In 2005, Canon introduced the EOS 5D, a full-size 35mm digital SLR camera with a remarkably low price within reach of many consumers.

So the history of Canon from 1936 to today has been a road of innovation. Here we have only looked at the pivotal moments in that history and only at the more serious cameras so there are a wealth of compact cameras and video cameras as well in the Canon archive. If you want a more detailed history go here

Chicago Sun-Times lays off its photo staff

I know that all major news operations are looking to cut costs and that newspapers are in need of the greatest cost cutting, Sydney Morning Herald group (Fairfax) apparently didn’t send one photographer to the London Olympics and relied on agency pictures, but this news from Chicago is still disturbing

The Chicago Sun-Times has laid off its entire photography staff, and plans to use freelance photographers and reporters to shoot photos and video going forward, the newspaper said.

A total of 28 full-time staffers received the news Thursday morning at a meeting held at the Sun-Times offices in Chicago, according to sources familiar with the situation. The layoffs are effective immediately.  

The newspaper released a statement suggesting the move reflected the increasing importance of video in news reporting:

I particularly hate this, oh and I especially hate the to shoot photos and video going forward, what is wrong with the words “in the future”

The company is also preparing to supplement its freelance staff with reporters to shoot more video and photos, according to sources.

So send anyone out with a camera and that will do, what about professionalism don’t they understand that a professional photographer is more than a person with a camera. Would they accept written pieces as journalism from someone because they own a pen?

As the places where we see most photographs, the news media, cut the use of professional photographers all that happens is that those looking at the photographs get used to poor quality pictures and loose the critical ability to know when a picture is good or bad because they are mostly bad. This is just further evidence of a world where the lowest common denominator is cost rather than quality.As we can see from the written word above “going forward” we will only have poor images, poor writing, poor editing, in fact poor everything in the future. Shame on you Chicago Sun-Times.

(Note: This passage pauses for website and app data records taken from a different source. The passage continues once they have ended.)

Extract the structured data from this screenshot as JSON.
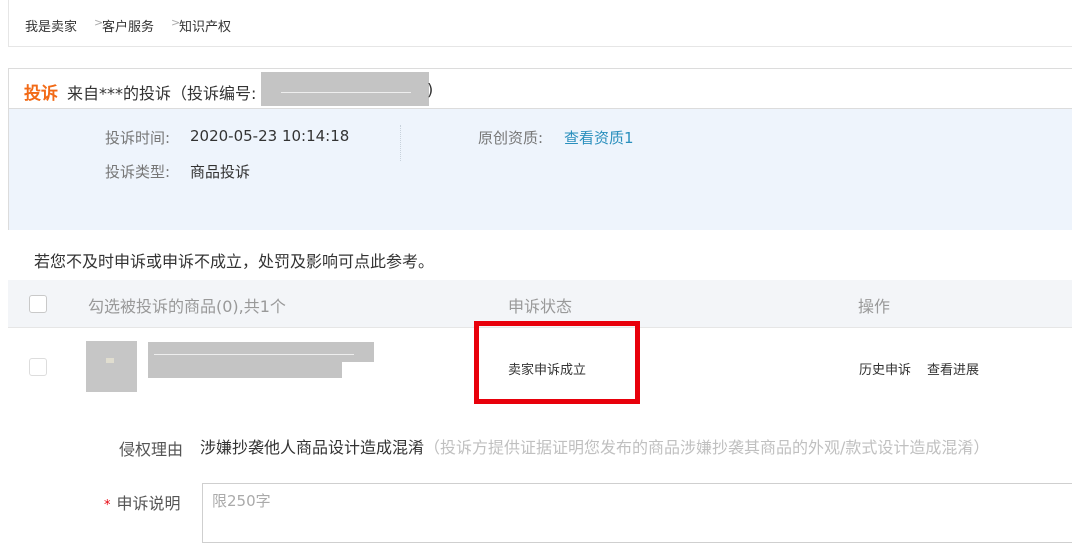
{
  "breadcrumb": {
    "items": [
      "我是卖家",
      "客户服务",
      "知识产权"
    ],
    "separator": ">"
  },
  "complaint": {
    "tag": "投诉",
    "from_text": "来自***的投诉（投诉编号:",
    "from_close": ")",
    "time_label": "投诉时间:",
    "time_value": "2020-05-23 10:14:18",
    "type_label": "投诉类型:",
    "type_value": "商品投诉",
    "qual_label": "原创资质:",
    "qual_link": "查看资质1"
  },
  "notice": "若您不及时申诉或申诉不成立，处罚及影响可点此参考。",
  "table": {
    "headers": {
      "select": "勾选被投诉的商品(0),共1个",
      "status": "申诉状态",
      "ops": "操作"
    },
    "rows": [
      {
        "status": "卖家申诉成立",
        "actions": [
          "历史申诉",
          "查看进展"
        ]
      }
    ]
  },
  "form": {
    "reason_label": "侵权理由",
    "reason_value": "涉嫌抄袭他人商品设计造成混淆",
    "reason_hint": "（投诉方提供证据证明您发布的商品涉嫌抄袭其商品的外观/款式设计造成混淆）",
    "explain_required": "*",
    "explain_label": "申诉说明",
    "explain_placeholder": "限250字"
  },
  "colors": {
    "accent_orange": "#f26a16",
    "link_blue": "#2a8fbd",
    "highlight_red": "#e8000b",
    "panel_bg": "#eef4fc"
  }
}
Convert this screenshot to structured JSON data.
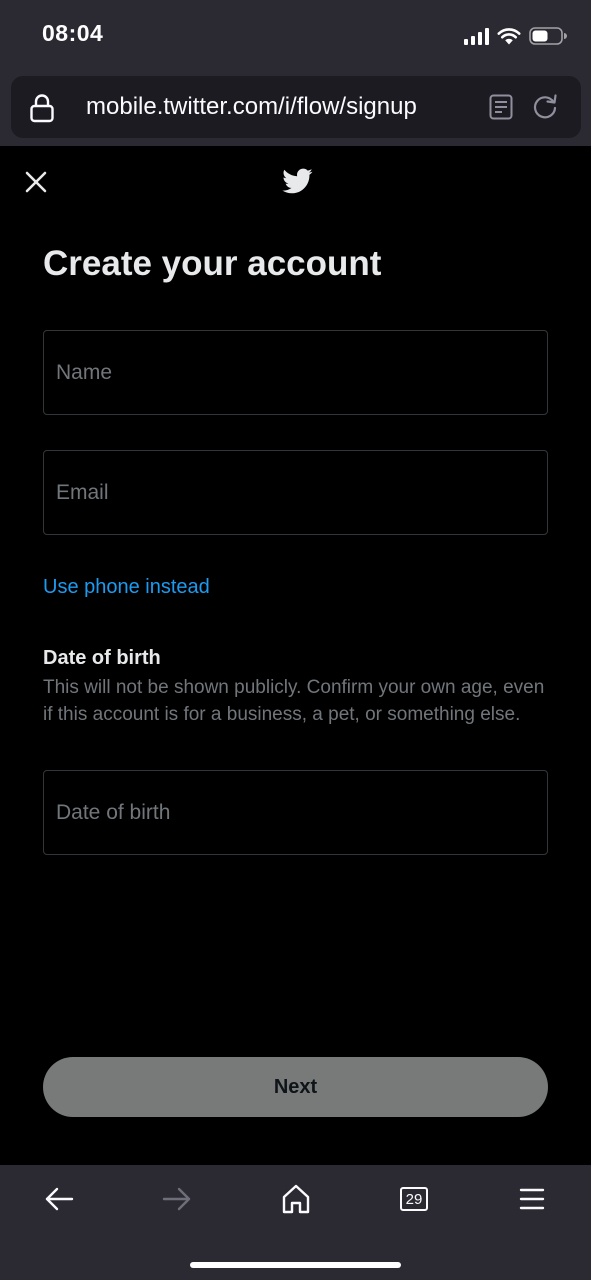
{
  "status_bar": {
    "time": "08:04",
    "icons": [
      "signal-icon",
      "wifi-icon",
      "battery-icon"
    ]
  },
  "browser": {
    "url": "mobile.twitter.com/i/flow/signup",
    "icons": [
      "lock-icon",
      "reader-view-icon",
      "reload-icon"
    ],
    "toolbar": {
      "icons": [
        "back-arrow-icon",
        "forward-arrow-icon",
        "home-icon",
        "tabs-icon",
        "menu-icon"
      ],
      "tab_count": "29"
    }
  },
  "header": {
    "icons": [
      "close-icon",
      "twitter-bird-icon"
    ]
  },
  "form": {
    "title": "Create your account",
    "name_placeholder": "Name",
    "email_placeholder": "Email",
    "use_phone_label": "Use phone instead",
    "dob_heading": "Date of birth",
    "dob_description": "This will not be shown publicly. Confirm your own age, even if this account is for a business, a pet, or something else.",
    "dob_placeholder": "Date of birth",
    "next_label": "Next"
  },
  "colors": {
    "accent": "#1d9bf0",
    "background": "#000000",
    "browser_chrome": "#2b2a33",
    "button_disabled": "#787a7a"
  }
}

If you want to read all of this article you can go here but there is no happy ending